To quit smoking is a tremendous undertaking, but with the right tools, mindset, and strategy, anyone can conquer the habit.
There are a number of ways you can set yourself up for a sustained quit. Finding a support group, enlisting a quit buddy, forming a quit plan, subscribing to text reminders, and identifying cravings and triggers are all ways to improve your chances of success, but these methods can be made more effective when paired with a Food and Drug Administration (FDA) approved medication.
What is an FDA-Approved Tobacco Cessation Medication?
FDA-approved medications for tobacco cessation are intended to help individuals quit smoking by either:
- Making the effects of nicotine less pleasurable
- Reducing the negative side-effects of nicotine withdrawal, which may include depression, insomnia, irritability, anxiety, or weight gain.
Tobacco cessation medications are regulated through the FDA’s Center for Drug Evaluation and Research, which ensures that the products are safe and effective, and that their benefits outweigh any known associated risks.
Types of Smoking Cessation Medications
Not all smoking cessation medications are the same. Currently, there are three main varieties approved by the FDA: nicotine replacement therapy (NRT), bupropion, and varenicline.
These three types of medication vary in how they affect the body, how they are used, and how long they should be used. Some are available over-the-counter, and others require a prescription from your doctor. Individuals should talk to their doctor to determine the best option.
Nicotine Replacement Therapy:
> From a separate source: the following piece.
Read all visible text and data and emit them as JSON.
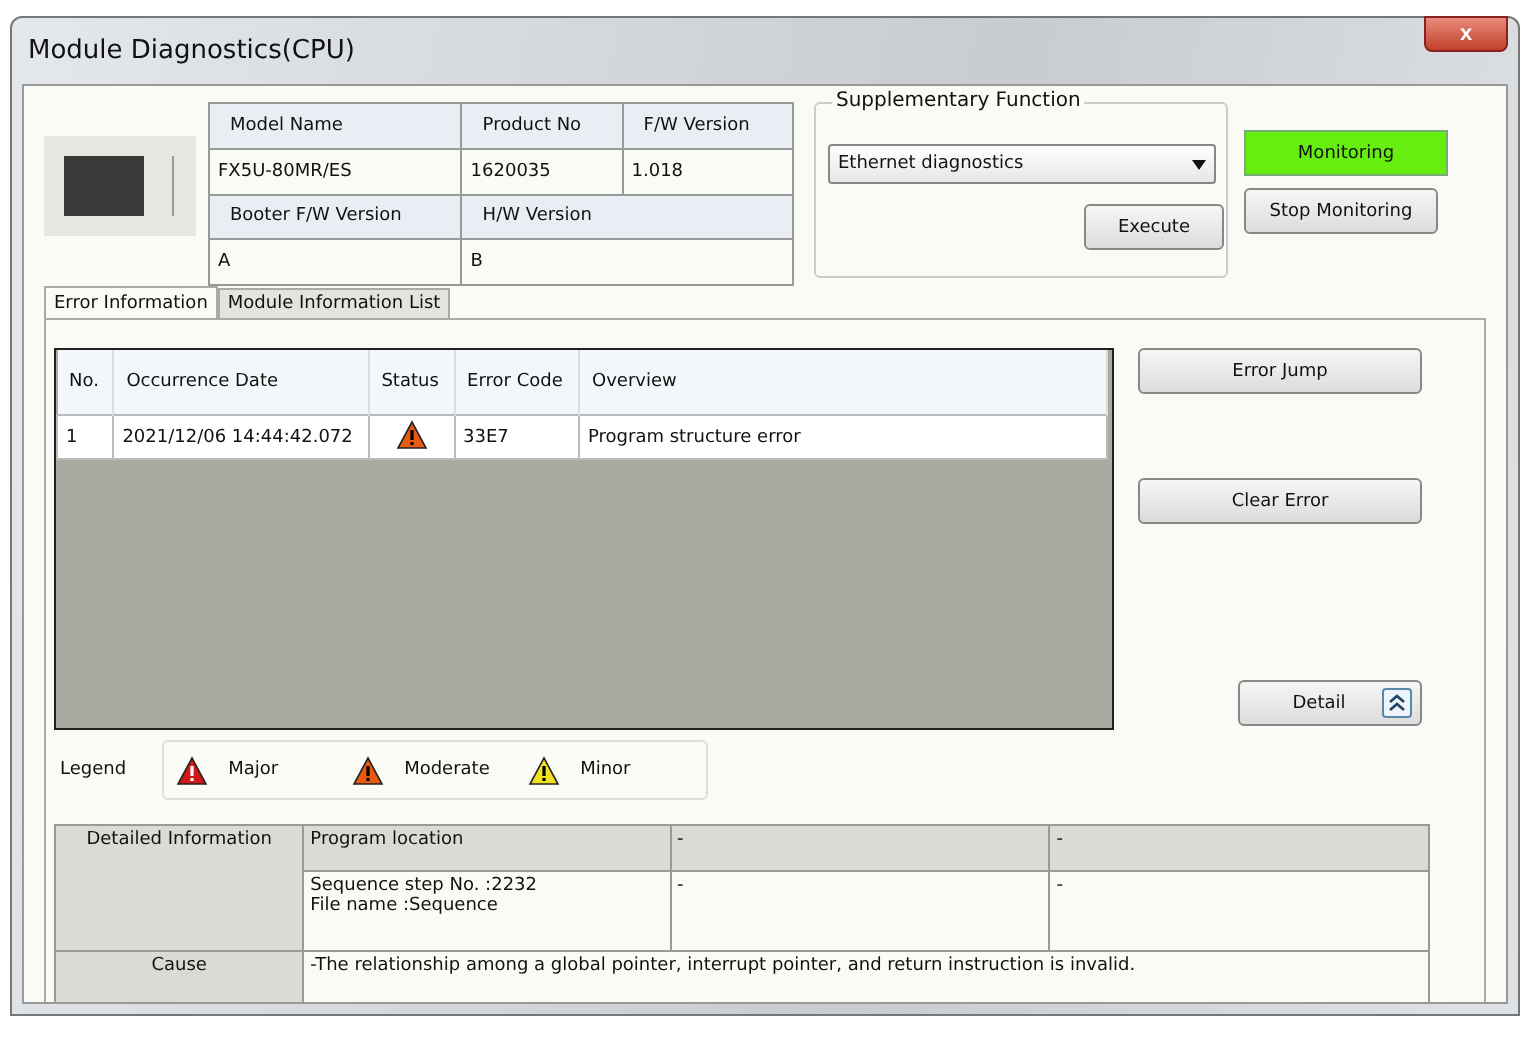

Nicotine Replacement Therapies (NRTs) help minimize withdrawal symptoms from tobacco cessation by providing the user with controlled doses of nicotine. Over time, dose levels decrease to gradually wean the user off nicotine. NRTs are sold over-the-counter as an adhesive skin patch (similar to a band aid), chewing gum, or lozenge to adults over age 18. NRTs are also available by prescription from a doctor as an oral inhaler or nasal spray. Whenever using over-the-counter NRTs, it’s essential to follow the instructions carefully (for example, nicotine gum is not as effective if chewed like regular a piece of regular gum), and to reach out to your doctor or healthcare provider if you have any questions.
Bupropion Hydrochloride (Zyban):
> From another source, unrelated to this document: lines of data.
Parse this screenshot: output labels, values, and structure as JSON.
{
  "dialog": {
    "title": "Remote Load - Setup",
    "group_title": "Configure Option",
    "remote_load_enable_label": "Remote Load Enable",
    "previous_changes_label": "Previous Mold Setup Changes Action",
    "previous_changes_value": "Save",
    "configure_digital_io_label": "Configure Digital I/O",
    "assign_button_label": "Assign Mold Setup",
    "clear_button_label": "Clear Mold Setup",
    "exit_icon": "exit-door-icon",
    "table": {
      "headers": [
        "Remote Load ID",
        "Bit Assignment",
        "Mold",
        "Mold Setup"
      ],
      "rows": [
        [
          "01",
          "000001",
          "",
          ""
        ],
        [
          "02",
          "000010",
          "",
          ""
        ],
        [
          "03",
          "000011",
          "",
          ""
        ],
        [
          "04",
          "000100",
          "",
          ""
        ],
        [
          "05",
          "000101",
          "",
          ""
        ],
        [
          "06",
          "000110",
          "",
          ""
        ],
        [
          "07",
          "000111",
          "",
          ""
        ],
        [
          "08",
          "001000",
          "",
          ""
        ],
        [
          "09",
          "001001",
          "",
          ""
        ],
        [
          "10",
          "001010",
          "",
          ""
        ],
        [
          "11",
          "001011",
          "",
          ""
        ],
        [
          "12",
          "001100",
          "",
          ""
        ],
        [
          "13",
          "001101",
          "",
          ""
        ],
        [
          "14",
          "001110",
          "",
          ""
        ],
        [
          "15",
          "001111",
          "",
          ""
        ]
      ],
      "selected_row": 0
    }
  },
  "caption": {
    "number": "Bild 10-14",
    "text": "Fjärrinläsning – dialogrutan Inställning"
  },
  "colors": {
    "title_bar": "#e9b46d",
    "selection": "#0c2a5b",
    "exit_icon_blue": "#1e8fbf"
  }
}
Bupropion hydrochloride (sold under the brand Zyban) is a non-nicotine prescription medication available in a tablet form. Because Zyban contains the same active ingredient as the antidepressant Wellbutrin (bupropion), the FDA encourages people who use Zyban—and those who are considering it—to talk to their health care providers about the risks of treatment with antidepressant medicines.
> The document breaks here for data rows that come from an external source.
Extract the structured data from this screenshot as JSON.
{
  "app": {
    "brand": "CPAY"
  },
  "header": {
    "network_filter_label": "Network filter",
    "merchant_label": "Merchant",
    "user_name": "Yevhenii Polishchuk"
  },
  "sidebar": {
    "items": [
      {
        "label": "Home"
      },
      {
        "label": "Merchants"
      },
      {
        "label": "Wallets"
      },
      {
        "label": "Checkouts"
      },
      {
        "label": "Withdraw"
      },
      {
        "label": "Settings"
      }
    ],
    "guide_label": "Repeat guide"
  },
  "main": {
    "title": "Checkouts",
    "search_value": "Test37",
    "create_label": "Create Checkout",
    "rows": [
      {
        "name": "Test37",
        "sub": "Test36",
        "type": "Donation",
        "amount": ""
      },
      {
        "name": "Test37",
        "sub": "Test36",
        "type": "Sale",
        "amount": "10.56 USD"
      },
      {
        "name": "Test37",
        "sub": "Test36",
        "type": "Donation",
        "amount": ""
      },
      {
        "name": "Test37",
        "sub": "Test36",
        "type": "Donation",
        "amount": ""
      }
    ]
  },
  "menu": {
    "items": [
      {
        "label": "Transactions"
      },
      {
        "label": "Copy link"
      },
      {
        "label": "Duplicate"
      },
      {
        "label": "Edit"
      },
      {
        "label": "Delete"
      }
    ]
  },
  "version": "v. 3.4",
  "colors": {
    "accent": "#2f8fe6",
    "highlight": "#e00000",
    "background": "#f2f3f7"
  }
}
Varenicline Tartrate (Chantix)
Varenicline tartrate (sold under the brand Chantix) is another non-nicotine prescription medication. Chantix acts at sites in the brain affected by nicotine by reducing the rewarding effects of nicotine, essentially making cigarettes less enjoyable.
The Bottom Line:
Data shows that using an FDA-approved smoking cessation product doubles the likelihood of a successful quit. This Monday, talk with your doctor to find out if an FDA-approved medicine can fit into your quit strategy.